    From looking at last weeks predictions vs results… It appears your model could be strengthened by finding a way to factor in the relative disparagy between WNTS rating & popularity. For instance- last week Rayvon’s 68 WNTS score was within 3 points of 2nd place (Joey’s 71)… yet his popularity was 0%. Such a big gap between WNTS score and popularity likely indicates the extend to which Rayvon is failing to connect to viewers… and connecting with viewers likely impacts votes as much as song order or maybe even WNTS score. Just an idea- but it would be interesting to see if “connecting to viewers” could somehow be quantified through comparing those 2 numbers.
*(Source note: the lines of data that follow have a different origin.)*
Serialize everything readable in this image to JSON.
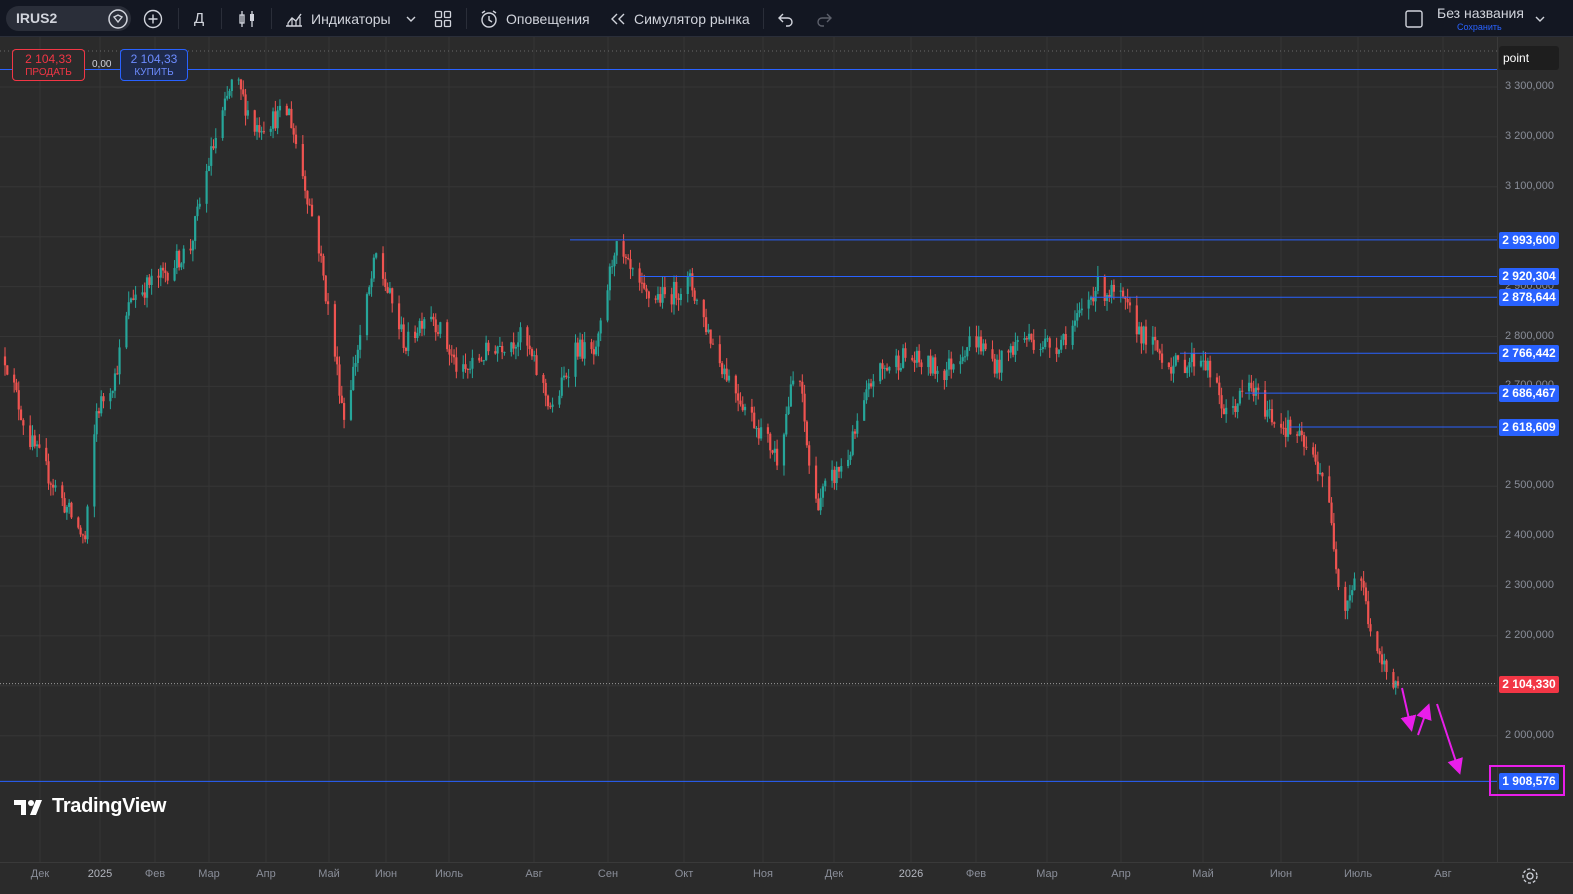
{
  "toolbar": {
    "symbol": "IRUS2",
    "interval": "Д",
    "indicators_label": "Индикаторы",
    "alerts_label": "Оповещения",
    "replay_label": "Симулятор рынка",
    "layout_name": "Без названия",
    "layout_save": "Сохранить"
  },
  "trade": {
    "sell_price": "2 104,33",
    "sell_label": "ПРОДАТЬ",
    "spread": "0,00",
    "buy_price": "2 104,33",
    "buy_label": "КУПИТЬ"
  },
  "scale_unit": "point",
  "watermark": "TradingView",
  "colors": {
    "up": "#26a69a",
    "down": "#ef5350",
    "hline": "#2962ff",
    "arrow": "#e91eea",
    "current_price": "#f23645",
    "background": "#2b2b2b"
  },
  "price_axis_labels": [
    "3 300,000",
    "3 200,000",
    "3 100,000",
    "2 900,000",
    "2 800,000",
    "2 700,000",
    "2 500,000",
    "2 400,000",
    "2 300,000",
    "2 200,000",
    "2 000,000"
  ],
  "time_axis_labels": [
    "Дек",
    "2025",
    "Фев",
    "Мар",
    "Апр",
    "Май",
    "Июн",
    "Июль",
    "Авг",
    "Сен",
    "Окт",
    "Ноя",
    "Дек",
    "2026",
    "Фев",
    "Мар",
    "Апр",
    "Май",
    "Июн",
    "Июль",
    "Авг"
  ],
  "horizontal_levels": [
    {
      "label": "2 993,600",
      "value": 2993.6
    },
    {
      "label": "2 920,304",
      "value": 2920.304
    },
    {
      "label": "2 878,644",
      "value": 2878.644
    },
    {
      "label": "2 766,442",
      "value": 2766.442
    },
    {
      "label": "2 686,467",
      "value": 2686.467
    },
    {
      "label": "2 618,609",
      "value": 2618.609
    },
    {
      "label": "1 908,576",
      "value": 1908.576
    }
  ],
  "current_price": {
    "label": "2 104,330",
    "value": 2104.33
  },
  "top_level_value": 3335,
  "chart_data": {
    "type": "candlestick",
    "x_start": "2024-11-21",
    "x_end": "2026-07-22",
    "y_range": [
      1850,
      3380
    ],
    "anchor_closes": [
      [
        "2024-11-21",
        2760
      ],
      [
        "2024-12-01",
        2600
      ],
      [
        "2024-12-15",
        2480
      ],
      [
        "2024-12-26",
        2390
      ],
      [
        "2024-12-31",
        2650
      ],
      [
        "2025-01-08",
        2720
      ],
      [
        "2025-01-15",
        2880
      ],
      [
        "2025-01-28",
        2920
      ],
      [
        "2025-02-10",
        2980
      ],
      [
        "2025-02-18",
        3150
      ],
      [
        "2025-03-01",
        3320
      ],
      [
        "2025-03-10",
        3220
      ],
      [
        "2025-03-25",
        3250
      ],
      [
        "2025-04-07",
        2980
      ],
      [
        "2025-04-18",
        2640
      ],
      [
        "2025-05-02",
        2960
      ],
      [
        "2025-05-15",
        2780
      ],
      [
        "2025-05-25",
        2860
      ],
      [
        "2025-06-08",
        2720
      ],
      [
        "2025-06-22",
        2780
      ],
      [
        "2025-07-05",
        2800
      ],
      [
        "2025-07-18",
        2650
      ],
      [
        "2025-07-28",
        2780
      ],
      [
        "2025-08-06",
        2760
      ],
      [
        "2025-08-14",
        2980
      ],
      [
        "2025-08-27",
        2880
      ],
      [
        "2025-09-06",
        2880
      ],
      [
        "2025-09-16",
        2910
      ],
      [
        "2025-09-28",
        2760
      ],
      [
        "2025-10-10",
        2660
      ],
      [
        "2025-10-24",
        2560
      ],
      [
        "2025-11-02",
        2750
      ],
      [
        "2025-11-09",
        2460
      ],
      [
        "2025-11-24",
        2560
      ],
      [
        "2025-12-05",
        2720
      ],
      [
        "2025-12-18",
        2760
      ],
      [
        "2026-01-05",
        2730
      ],
      [
        "2026-01-18",
        2800
      ],
      [
        "2026-01-28",
        2740
      ],
      [
        "2026-02-08",
        2800
      ],
      [
        "2026-02-22",
        2780
      ],
      [
        "2026-03-04",
        2830
      ],
      [
        "2026-03-12",
        2900
      ],
      [
        "2026-03-22",
        2880
      ],
      [
        "2026-04-02",
        2800
      ],
      [
        "2026-04-15",
        2740
      ],
      [
        "2026-04-28",
        2760
      ],
      [
        "2026-05-08",
        2640
      ],
      [
        "2026-05-18",
        2700
      ],
      [
        "2026-05-28",
        2640
      ],
      [
        "2026-06-08",
        2600
      ],
      [
        "2026-06-20",
        2520
      ],
      [
        "2026-06-28",
        2250
      ],
      [
        "2026-07-05",
        2340
      ],
      [
        "2026-07-12",
        2160
      ],
      [
        "2026-07-22",
        2104
      ]
    ]
  }
}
    Also- I’m not sure if twitter sentiment factors into the formula… put a potential “false read” could result from an increase in the amount of discussion regarding song choice. For example- Clark & Nick seemed to fall back a fair amount in this indication of late (there is a very good chance this is influenced to some extent by fans of theirs that are unhappy with their song choices- which garners a lot of discussion. Where the false read come in is the more a fan is pulling for a contestant (who’s song choices they are unhappy with)- the stronger their sentiment (read as negative) of letting the contestant know in hopes of them picking smarter songs in the future. But these supporters would still be voting for the contestant- if not more so to make sure they are safe. Sort of round about explanation- but you probably get the underlying point regarding “sentiment bots.”